**RECORDS FOR THIS TASK:**

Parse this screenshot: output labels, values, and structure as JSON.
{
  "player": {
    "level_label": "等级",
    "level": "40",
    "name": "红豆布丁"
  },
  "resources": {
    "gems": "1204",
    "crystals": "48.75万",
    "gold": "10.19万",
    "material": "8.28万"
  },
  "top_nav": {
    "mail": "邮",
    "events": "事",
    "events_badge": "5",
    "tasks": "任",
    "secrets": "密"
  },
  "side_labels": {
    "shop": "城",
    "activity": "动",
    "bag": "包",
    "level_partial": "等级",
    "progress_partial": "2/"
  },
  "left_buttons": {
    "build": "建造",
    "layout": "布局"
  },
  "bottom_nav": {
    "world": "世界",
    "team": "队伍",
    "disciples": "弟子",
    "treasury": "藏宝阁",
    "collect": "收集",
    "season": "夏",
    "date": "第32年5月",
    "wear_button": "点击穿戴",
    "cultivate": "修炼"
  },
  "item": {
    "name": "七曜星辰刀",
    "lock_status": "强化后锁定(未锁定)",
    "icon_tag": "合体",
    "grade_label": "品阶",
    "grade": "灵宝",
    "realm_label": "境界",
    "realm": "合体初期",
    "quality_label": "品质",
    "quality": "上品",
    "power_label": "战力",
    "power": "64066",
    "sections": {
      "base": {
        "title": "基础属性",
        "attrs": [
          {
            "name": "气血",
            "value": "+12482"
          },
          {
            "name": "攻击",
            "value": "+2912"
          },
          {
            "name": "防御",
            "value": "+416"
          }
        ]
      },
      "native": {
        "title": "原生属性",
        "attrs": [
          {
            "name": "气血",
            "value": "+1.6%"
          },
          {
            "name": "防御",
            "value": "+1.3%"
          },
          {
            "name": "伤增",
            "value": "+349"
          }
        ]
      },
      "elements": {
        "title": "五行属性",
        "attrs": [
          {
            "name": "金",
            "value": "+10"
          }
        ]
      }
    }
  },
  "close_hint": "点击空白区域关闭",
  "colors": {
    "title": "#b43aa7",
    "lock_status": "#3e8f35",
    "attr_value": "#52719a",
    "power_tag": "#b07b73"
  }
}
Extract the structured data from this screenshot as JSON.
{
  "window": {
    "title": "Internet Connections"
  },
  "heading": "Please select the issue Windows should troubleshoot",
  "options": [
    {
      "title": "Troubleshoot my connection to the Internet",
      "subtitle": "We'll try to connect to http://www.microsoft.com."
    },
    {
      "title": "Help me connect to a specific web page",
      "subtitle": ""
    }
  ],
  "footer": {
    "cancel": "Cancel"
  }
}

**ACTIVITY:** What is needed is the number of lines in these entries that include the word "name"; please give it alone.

**ANSWER TO THIS PROBLEM:** 9